Save face, save time, save money. Hire a Realtor. A good one. Moving is stressful enough and if you aren’t concerned about the risks of doing it alone, it’s because you don’t know what you don’t know. There, I said it! Sorry if I have offended anyone. 🙂
2. Boulder CO pocket listings
What the heck are pocket listings? They are listings taken by an agent and not put in the MLS or advertised the traditional ways, as soon as listed. The agent puts it on their website, maybe Trulia and Zillow… but not on the MLS where other agents are looking for new listings for their existing buyers. Why? Because the listing agent is hoping to attract the buyer all by themselves and work both sides of the deal, for more total commission in their pocket.
In some ways I totally understand this.
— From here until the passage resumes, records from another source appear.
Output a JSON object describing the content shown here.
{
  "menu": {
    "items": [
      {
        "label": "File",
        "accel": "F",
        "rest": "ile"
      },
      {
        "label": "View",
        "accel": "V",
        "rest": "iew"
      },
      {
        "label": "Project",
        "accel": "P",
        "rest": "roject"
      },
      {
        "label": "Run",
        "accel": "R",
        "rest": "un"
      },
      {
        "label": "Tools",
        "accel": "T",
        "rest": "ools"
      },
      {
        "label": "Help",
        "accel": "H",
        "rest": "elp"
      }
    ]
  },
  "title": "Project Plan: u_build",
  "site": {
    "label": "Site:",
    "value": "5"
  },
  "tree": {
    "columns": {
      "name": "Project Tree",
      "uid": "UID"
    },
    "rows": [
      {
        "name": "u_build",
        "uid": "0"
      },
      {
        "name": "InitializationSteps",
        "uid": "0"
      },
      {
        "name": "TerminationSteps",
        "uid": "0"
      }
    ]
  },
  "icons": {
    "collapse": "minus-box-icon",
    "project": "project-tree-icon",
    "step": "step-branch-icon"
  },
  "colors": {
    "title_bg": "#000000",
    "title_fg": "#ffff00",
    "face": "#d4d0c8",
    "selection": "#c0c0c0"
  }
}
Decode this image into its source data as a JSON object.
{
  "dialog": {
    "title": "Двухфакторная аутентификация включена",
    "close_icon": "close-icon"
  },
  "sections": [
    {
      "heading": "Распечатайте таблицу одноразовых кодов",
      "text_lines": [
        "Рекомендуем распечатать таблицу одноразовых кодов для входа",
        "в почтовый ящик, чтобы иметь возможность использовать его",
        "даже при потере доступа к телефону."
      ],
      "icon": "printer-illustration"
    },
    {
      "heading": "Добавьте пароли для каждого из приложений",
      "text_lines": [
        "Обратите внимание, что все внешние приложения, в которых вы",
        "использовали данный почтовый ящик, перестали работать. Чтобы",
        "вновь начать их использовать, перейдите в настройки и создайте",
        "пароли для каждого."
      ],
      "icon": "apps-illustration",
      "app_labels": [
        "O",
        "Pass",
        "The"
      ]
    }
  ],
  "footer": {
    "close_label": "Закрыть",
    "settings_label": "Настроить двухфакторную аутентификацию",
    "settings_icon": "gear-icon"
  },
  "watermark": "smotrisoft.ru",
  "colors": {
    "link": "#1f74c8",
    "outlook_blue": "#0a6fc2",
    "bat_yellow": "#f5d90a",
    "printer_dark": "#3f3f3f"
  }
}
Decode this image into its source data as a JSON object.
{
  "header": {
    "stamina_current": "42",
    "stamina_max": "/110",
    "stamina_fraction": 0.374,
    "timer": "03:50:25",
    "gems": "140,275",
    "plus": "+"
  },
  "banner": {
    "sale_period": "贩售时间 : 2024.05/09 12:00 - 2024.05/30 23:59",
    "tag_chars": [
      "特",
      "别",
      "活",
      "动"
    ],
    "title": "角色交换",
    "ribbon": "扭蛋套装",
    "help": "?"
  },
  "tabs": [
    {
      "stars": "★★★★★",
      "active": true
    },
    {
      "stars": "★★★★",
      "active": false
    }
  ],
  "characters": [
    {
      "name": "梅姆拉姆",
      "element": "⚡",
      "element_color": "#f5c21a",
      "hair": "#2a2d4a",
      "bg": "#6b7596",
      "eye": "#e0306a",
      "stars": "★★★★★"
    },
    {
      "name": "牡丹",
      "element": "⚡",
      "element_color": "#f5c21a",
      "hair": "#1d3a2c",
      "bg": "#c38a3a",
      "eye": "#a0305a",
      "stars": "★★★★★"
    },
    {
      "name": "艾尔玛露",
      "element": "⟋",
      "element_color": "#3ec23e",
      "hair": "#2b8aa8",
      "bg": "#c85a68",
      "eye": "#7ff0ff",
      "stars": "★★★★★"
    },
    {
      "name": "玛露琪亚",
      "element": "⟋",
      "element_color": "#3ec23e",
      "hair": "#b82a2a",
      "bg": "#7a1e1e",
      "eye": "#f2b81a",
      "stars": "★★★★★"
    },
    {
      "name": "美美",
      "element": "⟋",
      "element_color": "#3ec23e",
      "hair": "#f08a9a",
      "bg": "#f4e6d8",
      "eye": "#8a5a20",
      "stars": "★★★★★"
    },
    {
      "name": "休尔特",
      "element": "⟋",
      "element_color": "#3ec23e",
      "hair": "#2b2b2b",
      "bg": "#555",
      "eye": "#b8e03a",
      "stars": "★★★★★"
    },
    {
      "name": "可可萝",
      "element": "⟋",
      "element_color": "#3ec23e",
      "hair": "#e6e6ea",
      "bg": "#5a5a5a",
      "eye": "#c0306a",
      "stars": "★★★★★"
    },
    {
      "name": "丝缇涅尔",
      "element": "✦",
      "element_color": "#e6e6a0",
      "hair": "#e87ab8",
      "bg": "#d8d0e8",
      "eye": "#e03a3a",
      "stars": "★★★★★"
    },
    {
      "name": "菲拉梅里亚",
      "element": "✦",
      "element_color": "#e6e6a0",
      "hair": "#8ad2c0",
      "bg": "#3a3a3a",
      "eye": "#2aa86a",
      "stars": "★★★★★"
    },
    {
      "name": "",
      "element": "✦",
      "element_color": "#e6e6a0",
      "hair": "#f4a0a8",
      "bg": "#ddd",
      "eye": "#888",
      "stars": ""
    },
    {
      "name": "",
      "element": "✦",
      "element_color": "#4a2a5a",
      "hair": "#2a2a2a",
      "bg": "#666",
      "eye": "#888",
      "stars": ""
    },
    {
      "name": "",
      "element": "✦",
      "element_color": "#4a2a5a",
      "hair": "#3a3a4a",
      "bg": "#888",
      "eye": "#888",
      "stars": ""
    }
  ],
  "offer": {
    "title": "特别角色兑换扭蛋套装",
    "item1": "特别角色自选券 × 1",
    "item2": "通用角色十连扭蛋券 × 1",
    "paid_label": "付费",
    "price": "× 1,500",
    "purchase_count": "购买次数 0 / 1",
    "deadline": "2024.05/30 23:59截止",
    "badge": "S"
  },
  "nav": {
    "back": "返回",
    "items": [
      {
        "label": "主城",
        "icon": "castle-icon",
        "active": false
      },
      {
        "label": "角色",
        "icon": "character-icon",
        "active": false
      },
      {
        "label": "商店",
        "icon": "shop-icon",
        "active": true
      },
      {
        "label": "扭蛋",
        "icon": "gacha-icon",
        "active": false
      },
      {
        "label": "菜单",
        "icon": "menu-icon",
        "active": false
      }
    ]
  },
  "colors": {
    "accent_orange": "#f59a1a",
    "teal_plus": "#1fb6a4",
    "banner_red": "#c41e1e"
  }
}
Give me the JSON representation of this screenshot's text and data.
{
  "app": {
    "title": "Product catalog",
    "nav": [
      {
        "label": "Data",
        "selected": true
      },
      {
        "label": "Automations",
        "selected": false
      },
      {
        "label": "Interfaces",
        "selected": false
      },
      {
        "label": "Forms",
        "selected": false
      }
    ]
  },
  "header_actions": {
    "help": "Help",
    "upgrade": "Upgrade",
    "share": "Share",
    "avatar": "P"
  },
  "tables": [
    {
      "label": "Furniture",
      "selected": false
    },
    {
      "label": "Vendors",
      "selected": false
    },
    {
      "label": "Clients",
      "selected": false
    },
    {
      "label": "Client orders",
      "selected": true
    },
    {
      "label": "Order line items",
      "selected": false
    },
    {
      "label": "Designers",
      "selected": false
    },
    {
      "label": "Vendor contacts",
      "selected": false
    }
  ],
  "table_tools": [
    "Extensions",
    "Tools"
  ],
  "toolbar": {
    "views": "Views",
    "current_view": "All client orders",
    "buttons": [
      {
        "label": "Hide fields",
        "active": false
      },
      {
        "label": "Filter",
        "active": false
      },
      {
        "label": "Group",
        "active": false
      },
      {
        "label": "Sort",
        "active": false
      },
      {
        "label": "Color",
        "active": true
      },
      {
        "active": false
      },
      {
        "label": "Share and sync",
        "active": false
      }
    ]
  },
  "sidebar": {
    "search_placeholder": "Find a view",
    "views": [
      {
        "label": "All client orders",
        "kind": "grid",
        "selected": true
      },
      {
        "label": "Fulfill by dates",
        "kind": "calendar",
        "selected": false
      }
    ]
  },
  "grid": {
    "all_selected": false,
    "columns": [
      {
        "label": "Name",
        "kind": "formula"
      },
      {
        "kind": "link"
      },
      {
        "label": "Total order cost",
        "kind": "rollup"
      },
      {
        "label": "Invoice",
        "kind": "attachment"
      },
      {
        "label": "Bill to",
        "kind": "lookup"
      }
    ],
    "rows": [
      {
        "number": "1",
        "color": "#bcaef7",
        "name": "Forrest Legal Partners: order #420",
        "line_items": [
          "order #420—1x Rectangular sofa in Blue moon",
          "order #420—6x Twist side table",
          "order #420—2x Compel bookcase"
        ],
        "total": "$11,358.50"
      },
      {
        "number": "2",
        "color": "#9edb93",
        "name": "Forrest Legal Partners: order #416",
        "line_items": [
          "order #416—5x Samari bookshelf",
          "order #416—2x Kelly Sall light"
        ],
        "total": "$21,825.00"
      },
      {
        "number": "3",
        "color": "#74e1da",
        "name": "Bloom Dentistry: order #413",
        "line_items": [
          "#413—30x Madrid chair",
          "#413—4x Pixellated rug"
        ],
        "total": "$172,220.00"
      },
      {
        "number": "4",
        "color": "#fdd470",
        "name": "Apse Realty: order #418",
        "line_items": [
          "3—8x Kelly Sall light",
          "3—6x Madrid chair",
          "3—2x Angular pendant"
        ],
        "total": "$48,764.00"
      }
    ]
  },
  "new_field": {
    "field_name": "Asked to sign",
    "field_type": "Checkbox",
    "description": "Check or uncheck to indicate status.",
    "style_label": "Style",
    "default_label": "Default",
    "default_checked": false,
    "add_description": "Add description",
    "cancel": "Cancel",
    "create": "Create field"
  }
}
The house is not quite ready for showings yet or the seller isn’t, but you want to create a little buzz, so a “Coming Soon” sign in the front yard and on you website will accomplish this. You are aiming to catch a buyer before they put an offer on another piece of Boulder CO real estate and get them to hold off until your listing is ready. Smart. And in the best interests of the seller, which is good.
However, then there is the scenario where the agent is holding off on letting other agents show the Boulder CO real estate for no other reason that to be greedy! Not in the best interests of the seller. The seller wants to SELL and the quickest way to do that is by opening up showings to all the agents who have qualified buyers. Its also the best way to generate multiple offers and get the seller a higher sales price.
The only time I see it in the sellers best interest to let their listing agent hog the showings, is if the listing agent has a deal with the seller to reduce the total commission in the event of that agent bringing a buyer. In this case, the seller should be aware also that the savings in commission may or may not be greater than the gain in purchase price in a multiple offer scenario. Yeah, it’s a bit complex. Call or email me for a better explanation of variable commission and the pro’s and con’s associated. Full disclosure and transparency is the way I work with sellers. Lay everything on the table…. Discuss the options and let the seller make an informed choice that is right for them.
3. Seasonality of the Boulder CO real estate market is less obvious
Typically we see sales numbers rise in the spring, peak in summer, drop in the fall and really go quiet from November through January. (A really picture perfect Bell Curve) It makes sense. As the days grow lighter and longer, more buyers are looking at Boulder CO real estate after work. They spend sunny weekends popping into open houses and have plans to move during the summer vacation period so their kids can move and settle in before heading back to school.
In a hot sellers market with low inventory we see more buyers left over at the end of the peak selling season that have not been able to find the house they are looking for – Or they found it but were too slow, and/or less well qualified than other buyers. Come summers end, they are still looking, still hoping to buy. And they will continue to watch for new listings and go see properties as they come up. They will buy in winter! (A more squashed looking Bell Curve)
Whereas a few years ago a seller might have been doomed to wait 2-4 months if they listed their home for sale in November, in the last 2 years my listings have bolted right off the shelf in the middle of winter – showing similar behavior to my summer listings. Buyers were still lurking and they were not content to wait til next spring! And why should they? Selling/buying in winter has its quirks but is completely doable and maybe even preferable for the buyer who is sick of the frenzy.